* _TASK INSTRUCTIONS_
Copy out all lines from the material that contain the string "JSON".

--

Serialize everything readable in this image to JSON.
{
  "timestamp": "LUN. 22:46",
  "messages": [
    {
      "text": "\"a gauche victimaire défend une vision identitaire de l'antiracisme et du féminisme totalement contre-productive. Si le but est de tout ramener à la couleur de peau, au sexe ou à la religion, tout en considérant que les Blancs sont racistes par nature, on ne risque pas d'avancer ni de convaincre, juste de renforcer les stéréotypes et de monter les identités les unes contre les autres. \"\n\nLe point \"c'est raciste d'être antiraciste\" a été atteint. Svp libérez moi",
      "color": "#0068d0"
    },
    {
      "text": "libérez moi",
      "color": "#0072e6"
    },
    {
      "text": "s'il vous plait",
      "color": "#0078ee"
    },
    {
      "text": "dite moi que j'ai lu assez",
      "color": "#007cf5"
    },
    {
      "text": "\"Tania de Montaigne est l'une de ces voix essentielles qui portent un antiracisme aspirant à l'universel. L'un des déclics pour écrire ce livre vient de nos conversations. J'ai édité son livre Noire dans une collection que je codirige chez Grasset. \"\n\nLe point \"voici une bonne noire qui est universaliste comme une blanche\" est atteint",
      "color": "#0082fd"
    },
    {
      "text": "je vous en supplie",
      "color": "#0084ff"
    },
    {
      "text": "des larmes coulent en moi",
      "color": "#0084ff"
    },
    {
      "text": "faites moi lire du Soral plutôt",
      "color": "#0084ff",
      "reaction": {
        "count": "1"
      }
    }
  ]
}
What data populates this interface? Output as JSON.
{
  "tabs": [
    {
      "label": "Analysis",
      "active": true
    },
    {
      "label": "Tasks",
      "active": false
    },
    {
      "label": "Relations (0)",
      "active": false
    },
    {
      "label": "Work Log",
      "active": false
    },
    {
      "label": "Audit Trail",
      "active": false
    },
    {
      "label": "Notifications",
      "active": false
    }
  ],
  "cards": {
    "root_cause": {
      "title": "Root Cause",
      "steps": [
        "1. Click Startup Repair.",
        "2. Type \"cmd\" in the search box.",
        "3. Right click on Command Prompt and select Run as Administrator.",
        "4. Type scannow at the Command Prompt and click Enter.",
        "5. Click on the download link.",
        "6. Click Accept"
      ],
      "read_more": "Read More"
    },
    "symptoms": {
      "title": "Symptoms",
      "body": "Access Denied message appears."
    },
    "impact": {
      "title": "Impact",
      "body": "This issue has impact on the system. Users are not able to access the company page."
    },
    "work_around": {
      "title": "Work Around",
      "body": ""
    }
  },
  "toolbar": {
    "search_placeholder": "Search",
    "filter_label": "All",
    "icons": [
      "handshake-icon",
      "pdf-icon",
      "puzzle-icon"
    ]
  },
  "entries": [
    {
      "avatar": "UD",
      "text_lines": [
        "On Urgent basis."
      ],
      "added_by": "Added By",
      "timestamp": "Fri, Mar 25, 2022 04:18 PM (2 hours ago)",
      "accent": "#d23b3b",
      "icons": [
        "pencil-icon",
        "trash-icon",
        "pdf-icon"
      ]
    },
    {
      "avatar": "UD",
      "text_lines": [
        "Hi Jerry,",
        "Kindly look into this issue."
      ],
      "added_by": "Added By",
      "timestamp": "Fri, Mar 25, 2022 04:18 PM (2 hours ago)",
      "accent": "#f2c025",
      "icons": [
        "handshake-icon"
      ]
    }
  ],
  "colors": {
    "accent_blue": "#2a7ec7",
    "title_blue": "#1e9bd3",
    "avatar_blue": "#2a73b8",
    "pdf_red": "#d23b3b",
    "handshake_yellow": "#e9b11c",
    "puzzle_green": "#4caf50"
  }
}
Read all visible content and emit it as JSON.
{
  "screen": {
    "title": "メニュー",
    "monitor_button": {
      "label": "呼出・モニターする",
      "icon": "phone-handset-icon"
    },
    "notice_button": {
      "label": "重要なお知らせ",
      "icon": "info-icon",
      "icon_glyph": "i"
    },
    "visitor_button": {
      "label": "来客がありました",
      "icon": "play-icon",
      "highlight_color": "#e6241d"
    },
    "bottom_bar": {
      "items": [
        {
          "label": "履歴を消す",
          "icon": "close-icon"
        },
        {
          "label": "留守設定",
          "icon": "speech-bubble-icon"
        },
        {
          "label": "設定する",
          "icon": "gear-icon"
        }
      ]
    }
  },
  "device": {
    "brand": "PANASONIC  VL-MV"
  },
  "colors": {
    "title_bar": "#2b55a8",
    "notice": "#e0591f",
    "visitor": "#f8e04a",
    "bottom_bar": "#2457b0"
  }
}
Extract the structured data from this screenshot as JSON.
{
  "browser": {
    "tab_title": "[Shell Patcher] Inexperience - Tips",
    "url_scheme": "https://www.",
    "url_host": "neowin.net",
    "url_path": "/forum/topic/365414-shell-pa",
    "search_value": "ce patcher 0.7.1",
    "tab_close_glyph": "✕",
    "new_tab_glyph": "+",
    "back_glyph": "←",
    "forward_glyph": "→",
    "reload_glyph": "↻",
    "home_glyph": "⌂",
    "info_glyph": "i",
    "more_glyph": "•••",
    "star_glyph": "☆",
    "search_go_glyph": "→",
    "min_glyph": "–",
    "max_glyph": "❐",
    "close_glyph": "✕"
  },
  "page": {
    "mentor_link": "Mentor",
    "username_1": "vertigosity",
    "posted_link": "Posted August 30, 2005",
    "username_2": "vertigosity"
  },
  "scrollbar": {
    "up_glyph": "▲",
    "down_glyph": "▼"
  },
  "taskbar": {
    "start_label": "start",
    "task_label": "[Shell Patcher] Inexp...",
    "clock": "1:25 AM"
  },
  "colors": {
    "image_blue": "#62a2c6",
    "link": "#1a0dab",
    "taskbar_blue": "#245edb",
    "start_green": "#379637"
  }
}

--

* _ANSWER SECTION_
Serialize everything readable in this image to JSON.
What data populates this interface? Output as JSON.
Read all visible content and emit it as JSON.
Extract the structured data from this screenshot as JSON.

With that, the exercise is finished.